§ **TRY IT**:
Please show each line of the listing where "icon" is present.

————————

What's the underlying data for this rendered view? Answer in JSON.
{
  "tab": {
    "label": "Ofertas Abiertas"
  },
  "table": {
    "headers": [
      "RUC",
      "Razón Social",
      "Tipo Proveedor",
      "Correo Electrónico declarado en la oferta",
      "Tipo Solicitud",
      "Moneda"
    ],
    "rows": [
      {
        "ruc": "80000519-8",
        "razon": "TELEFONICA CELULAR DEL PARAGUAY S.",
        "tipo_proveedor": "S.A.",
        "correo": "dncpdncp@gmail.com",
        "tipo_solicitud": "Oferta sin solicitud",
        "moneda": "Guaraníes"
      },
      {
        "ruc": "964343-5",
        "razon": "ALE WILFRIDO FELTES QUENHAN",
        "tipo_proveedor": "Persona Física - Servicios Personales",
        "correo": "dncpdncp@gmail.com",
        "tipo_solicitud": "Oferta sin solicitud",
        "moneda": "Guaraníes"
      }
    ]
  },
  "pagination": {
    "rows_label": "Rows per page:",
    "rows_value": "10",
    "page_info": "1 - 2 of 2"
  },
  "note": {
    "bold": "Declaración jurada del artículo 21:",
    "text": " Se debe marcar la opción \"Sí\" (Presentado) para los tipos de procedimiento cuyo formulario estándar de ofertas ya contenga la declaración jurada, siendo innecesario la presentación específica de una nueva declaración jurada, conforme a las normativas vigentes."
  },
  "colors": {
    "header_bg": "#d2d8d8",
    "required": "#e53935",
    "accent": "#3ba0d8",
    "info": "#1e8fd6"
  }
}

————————

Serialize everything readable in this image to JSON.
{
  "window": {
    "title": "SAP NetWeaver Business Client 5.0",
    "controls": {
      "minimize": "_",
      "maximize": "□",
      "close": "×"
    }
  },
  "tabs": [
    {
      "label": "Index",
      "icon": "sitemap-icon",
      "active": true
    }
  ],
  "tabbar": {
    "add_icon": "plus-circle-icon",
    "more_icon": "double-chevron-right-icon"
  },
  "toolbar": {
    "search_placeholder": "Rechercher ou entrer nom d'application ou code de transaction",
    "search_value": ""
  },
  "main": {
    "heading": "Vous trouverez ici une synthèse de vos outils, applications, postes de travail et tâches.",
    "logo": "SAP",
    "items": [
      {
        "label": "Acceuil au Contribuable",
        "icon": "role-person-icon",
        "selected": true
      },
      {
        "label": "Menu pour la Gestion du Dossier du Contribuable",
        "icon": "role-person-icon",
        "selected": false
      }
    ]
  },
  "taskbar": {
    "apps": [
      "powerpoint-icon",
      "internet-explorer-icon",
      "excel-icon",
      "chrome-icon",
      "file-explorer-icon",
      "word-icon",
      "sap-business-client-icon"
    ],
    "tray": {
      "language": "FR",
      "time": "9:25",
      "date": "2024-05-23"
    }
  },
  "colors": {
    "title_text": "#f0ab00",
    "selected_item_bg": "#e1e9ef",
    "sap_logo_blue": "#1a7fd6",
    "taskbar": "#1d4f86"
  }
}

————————

§ **EXERCISE RESULT**:
      "icon": "sitemap-icon",
    "add_icon": "plus-circle-icon",
    "more_icon": "double-chevron-right-icon"
        "icon": "role-person-icon",
        "icon": "role-person-icon",
      "powerpoint-icon",
      "internet-explorer-icon",
      "excel-icon",
      "chrome-icon",
      "file-explorer-icon",
      "word-icon",
      "sap-business-client-icon"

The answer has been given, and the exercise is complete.